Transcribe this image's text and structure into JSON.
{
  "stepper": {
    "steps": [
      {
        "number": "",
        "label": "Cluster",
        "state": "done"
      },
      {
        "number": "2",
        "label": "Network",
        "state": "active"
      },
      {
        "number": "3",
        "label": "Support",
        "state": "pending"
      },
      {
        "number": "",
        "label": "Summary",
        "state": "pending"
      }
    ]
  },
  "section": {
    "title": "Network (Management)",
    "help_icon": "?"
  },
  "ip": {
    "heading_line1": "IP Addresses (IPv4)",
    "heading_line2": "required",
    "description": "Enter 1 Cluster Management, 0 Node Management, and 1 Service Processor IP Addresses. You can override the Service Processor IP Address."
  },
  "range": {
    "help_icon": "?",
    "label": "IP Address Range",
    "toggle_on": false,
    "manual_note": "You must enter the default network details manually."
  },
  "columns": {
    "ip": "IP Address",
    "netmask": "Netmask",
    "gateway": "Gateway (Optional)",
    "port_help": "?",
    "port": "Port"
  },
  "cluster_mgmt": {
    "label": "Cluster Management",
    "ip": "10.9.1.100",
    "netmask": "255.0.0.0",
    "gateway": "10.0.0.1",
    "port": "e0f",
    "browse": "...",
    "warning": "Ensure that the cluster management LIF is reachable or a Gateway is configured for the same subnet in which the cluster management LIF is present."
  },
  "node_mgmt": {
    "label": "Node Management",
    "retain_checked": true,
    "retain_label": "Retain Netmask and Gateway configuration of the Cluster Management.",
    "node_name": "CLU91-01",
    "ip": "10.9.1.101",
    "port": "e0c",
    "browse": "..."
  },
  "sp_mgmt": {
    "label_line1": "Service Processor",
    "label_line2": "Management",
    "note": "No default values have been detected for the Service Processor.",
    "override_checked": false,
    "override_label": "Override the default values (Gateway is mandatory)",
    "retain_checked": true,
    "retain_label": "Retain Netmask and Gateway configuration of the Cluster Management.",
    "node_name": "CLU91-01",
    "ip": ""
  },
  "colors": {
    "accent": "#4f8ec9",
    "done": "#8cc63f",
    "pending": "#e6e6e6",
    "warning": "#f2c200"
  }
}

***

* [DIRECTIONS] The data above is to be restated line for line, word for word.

* [FINISHED TASK]
Transcribe this image's text and structure into JSON.
{
  "stepper": {
    "steps": [
      {
        "number": "",
        "label": "Cluster",
        "state": "done"
      },
      {
        "number": "2",
        "label": "Network",
        "state": "active"
      },
      {
        "number": "3",
        "label": "Support",
        "state": "pending"
      },
      {
        "number": "",
        "label": "Summary",
        "state": "pending"
      }
    ]
  },
  "section": {
    "title": "Network (Management)",
    "help_icon": "?"
  },
  "ip": {
    "heading_line1": "IP Addresses (IPv4)",
    "heading_line2": "required",
    "description": "Enter 1 Cluster Management, 0 Node Management, and 1 Service Processor IP Addresses. You can override the Service Processor IP Address."
  },
  "range": {
    "help_icon": "?",
    "label": "IP Address Range",
    "toggle_on": false,
    "manual_note": "You must enter the default network details manually."
  },
  "columns": {
    "ip": "IP Address",
    "netmask": "Netmask",
    "gateway": "Gateway (Optional)",
    "port_help": "?",
    "port": "Port"
  },
  "cluster_mgmt": {
    "label": "Cluster Management",
    "ip": "10.9.1.100",
    "netmask": "255.0.0.0",
    "gateway": "10.0.0.1",
    "port": "e0f",
    "browse": "...",
    "warning": "Ensure that the cluster management LIF is reachable or a Gateway is configured for the same subnet in which the cluster management LIF is present."
  },
  "node_mgmt": {
    "label": "Node Management",
    "retain_checked": true,
    "retain_label": "Retain Netmask and Gateway configuration of the Cluster Management.",
    "node_name": "CLU91-01",
    "ip": "10.9.1.101",
    "port": "e0c",
    "browse": "..."
  },
  "sp_mgmt": {
    "label_line1": "Service Processor",
    "label_line2": "Management",
    "note": "No default values have been detected for the Service Processor.",
    "override_checked": false,
    "override_label": "Override the default values (Gateway is mandatory)",
    "retain_checked": true,
    "retain_label": "Retain Netmask and Gateway configuration of the Cluster Management.",
    "node_name": "CLU91-01",
    "ip": ""
  },
  "colors": {
    "accent": "#4f8ec9",
    "done": "#8cc63f",
    "pending": "#e6e6e6",
    "warning": "#f2c200"
  }
}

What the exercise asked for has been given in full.